It’s a mega update! We’ve hit a milestone of completing the majority of first chapter instructions, with images, and now with the pieces for 3D printing.
Today- Wrote the python program to parse the pieces sheets csv to go to html for the page. Got caught up on some css for a border. The trick was to make the border 0px and white. Yesterday we made the template for the pieces html, which was then used in the python parser. Luckily the html was a bit quicker this time, since it was based on the work already done with flexbox css. Special thanks to Beck for helping with the instruction descriptions for the arm, chassis, drive system, and hopper.
Here’s what was accomplished today, following the list of the previous log:
build – drive system
– DONE next steps: process the steps and parts sheet
– DONE next steps: process the pieces sheet

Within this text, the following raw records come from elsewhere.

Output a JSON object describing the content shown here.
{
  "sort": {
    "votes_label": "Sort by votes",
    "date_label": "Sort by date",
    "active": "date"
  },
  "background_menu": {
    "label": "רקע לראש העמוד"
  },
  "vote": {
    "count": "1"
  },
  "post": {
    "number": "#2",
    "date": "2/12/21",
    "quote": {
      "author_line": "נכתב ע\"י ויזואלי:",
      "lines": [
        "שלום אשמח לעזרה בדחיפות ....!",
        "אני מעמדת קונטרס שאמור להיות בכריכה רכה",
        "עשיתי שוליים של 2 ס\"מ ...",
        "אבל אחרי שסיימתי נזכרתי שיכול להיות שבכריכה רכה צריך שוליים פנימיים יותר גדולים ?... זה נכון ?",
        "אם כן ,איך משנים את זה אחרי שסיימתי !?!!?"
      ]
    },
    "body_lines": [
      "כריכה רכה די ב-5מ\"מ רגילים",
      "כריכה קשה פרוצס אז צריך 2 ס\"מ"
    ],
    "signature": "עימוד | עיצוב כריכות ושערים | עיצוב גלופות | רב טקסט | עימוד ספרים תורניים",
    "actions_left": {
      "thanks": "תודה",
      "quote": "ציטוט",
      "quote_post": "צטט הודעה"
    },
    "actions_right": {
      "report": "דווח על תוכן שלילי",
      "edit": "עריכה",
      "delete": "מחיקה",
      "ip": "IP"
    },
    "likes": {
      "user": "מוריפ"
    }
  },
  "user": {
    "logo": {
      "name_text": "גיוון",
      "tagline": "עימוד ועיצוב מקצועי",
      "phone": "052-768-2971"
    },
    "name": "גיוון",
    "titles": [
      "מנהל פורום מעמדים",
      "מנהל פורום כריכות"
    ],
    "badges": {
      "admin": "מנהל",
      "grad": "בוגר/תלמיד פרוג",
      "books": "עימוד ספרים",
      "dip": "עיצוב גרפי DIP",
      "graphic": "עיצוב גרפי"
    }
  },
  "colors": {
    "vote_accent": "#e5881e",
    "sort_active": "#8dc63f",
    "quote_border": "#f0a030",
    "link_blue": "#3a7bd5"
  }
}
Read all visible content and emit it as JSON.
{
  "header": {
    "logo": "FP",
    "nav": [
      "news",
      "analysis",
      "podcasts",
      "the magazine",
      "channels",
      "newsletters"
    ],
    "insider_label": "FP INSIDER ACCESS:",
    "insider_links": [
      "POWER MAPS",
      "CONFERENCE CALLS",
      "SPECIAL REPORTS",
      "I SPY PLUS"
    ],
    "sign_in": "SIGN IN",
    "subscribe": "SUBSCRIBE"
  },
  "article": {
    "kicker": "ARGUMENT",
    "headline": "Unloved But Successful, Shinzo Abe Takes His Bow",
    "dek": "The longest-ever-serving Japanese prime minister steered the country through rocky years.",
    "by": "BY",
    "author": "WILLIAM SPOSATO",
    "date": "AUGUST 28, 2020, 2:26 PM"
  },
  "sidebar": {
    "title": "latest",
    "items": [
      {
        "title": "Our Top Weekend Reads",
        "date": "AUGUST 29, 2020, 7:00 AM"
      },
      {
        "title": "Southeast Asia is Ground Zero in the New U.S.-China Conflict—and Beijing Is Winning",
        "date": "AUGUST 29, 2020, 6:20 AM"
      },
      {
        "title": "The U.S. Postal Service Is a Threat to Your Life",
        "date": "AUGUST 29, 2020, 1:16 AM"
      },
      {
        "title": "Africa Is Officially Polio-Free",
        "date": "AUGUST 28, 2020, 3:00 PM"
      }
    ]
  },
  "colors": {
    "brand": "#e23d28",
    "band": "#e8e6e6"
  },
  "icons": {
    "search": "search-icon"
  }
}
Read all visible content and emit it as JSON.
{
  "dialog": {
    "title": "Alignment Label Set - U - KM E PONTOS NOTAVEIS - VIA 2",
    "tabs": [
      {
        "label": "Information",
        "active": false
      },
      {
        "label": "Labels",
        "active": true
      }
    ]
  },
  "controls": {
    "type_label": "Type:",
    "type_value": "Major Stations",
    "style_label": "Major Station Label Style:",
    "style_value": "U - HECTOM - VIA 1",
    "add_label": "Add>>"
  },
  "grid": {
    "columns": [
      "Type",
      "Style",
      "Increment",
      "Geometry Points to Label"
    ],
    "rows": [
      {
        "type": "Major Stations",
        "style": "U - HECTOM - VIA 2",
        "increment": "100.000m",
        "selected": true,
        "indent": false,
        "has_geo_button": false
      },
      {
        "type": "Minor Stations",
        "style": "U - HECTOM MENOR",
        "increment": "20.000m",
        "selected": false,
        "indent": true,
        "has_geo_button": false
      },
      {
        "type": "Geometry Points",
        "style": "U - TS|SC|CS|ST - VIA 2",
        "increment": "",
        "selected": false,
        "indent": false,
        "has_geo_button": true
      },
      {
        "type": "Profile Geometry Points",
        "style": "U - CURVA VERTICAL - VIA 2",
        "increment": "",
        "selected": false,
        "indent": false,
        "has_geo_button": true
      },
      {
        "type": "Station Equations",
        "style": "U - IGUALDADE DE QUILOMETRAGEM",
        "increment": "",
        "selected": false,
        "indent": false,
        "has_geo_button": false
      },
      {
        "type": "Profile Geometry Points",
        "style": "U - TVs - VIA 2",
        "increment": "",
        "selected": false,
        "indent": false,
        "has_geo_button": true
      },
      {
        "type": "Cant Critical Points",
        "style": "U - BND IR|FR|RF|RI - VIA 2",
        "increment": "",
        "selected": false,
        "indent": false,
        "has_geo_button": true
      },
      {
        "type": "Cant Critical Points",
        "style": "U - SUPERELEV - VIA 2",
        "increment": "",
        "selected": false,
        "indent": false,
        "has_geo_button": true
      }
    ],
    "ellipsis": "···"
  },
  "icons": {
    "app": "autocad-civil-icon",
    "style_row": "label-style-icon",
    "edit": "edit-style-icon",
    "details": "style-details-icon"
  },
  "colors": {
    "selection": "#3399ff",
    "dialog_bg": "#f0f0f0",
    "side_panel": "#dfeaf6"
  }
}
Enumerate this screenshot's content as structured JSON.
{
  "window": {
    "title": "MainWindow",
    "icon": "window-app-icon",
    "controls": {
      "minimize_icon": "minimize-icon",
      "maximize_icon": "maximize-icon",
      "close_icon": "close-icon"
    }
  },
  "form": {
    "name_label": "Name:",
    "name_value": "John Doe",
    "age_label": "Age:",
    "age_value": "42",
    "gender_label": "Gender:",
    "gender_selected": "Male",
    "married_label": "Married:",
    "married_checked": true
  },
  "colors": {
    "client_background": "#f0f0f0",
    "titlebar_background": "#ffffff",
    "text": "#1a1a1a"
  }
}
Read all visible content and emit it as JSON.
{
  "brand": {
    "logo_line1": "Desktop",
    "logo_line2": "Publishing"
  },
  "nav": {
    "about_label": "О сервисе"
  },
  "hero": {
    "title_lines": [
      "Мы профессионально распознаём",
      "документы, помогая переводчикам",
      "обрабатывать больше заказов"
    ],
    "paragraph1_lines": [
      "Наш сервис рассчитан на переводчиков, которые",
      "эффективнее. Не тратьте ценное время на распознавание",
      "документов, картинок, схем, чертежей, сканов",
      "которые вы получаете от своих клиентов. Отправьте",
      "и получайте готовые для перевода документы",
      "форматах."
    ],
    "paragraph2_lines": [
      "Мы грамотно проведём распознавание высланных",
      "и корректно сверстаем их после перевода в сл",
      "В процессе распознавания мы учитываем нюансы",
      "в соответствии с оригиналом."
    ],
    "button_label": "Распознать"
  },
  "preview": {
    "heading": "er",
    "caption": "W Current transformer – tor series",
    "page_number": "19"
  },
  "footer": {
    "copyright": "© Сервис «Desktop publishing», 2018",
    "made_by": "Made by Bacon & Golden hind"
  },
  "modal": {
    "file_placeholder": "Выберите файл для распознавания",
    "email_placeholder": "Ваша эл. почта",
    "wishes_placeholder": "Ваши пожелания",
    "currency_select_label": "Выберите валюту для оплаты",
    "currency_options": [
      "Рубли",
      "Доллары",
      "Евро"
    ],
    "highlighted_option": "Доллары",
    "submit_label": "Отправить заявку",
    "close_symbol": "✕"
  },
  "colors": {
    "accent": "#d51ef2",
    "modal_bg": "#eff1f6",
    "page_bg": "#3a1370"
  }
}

– DONE combined wheels into drive system model
– DONE for some reason going to part4 on this page redirects to brain kit https://www.robotmissions.org/learn/build-drivesys/part3/ — it was because the page was not renamed to part4
– DONE create & post new pages online https://www.robotmissions.org/learn/build-drivesys/pieces/ https://www.robotmissions.org/learn/build-drivesys/part1/
– DONE process the steps images for thumbnail and web versions
– DONE fix sheets part3 description
Today we finished the brain kit landing page. It contains all the info in one place about the brain kit, what it does, and how to get started. Go check it out! This will be our template for the other kit landing pages as well.
The progress started two days ago (March 21), but only finished today (March 23) because of figuring out how to make the gallery work. The brain kit links to its page on the store, and now it is complete. Actually, upon writing this, just realised that the 3d models are missing. They will likely go in to the guide page.
There was a good amount of progress that culminated this week!The uOttawa group got Tensorflow object detection working with the IR camera attached to the RPi! We were able to see what the objects were being detected as. This was just using the standard MobileNet model, and there were results such as surfboard in there too.
Beck completed the Bowie Brain Kit! It is now completely soldered. Next step is programming the first blink! As well, we had the chance to meet someone new, Queenie, who was interested in learning more about Robot Missions.
Hooray! It’s great to see it when progress meets a milestone. Congrats to the uOttawa team!
Meeting Queenie, who’s also interested in environmental robotics
Tensorflow is running!
Now setting up the RPi
We ran into an issue with this wifi, but switched to another and it worked
The uOttawa Masters Engineering group made progress on 3D printing the pan-tilt mechanism for the IR camera. Beck gave a tutorial to the group on how to 3D print with the Tinkerines and how to slice the models. Meanwhile, another member of their group worked on installing Tensorflow on the Raspberry Pi. The servos fit perfectly into the mount, and it gets assembled with M2 screws. Beck and Brenda made progress on their Bowie Brain Kits as well. Brenda had a thought about a 3D object detection method, so we brainstormed a bit about that on the whiteboard. Next steps is to continue the work.
Beck and some of the uOttawa team
Jessica from uOttawa working on installing Tensorflow
Servos fit in 3D print!
Brenda equipped and ready to solder
Brainstorming how 3D object detection method could work
Tonight the groups continued on the progress. The pan-tilt servo connections were added to the Bowie brain board. The pan-tilt mechanism was assembled. Test code was written to make sure the pan-tilt works. Beck added the motor wires to the brain kit. It’s interesting to see how less dusty / sandy the brain is when new.
Jessica checking the pan-tilt wires
Motor wires added
Comparing the dust / sand free Bowie brain to the one that’s been in the field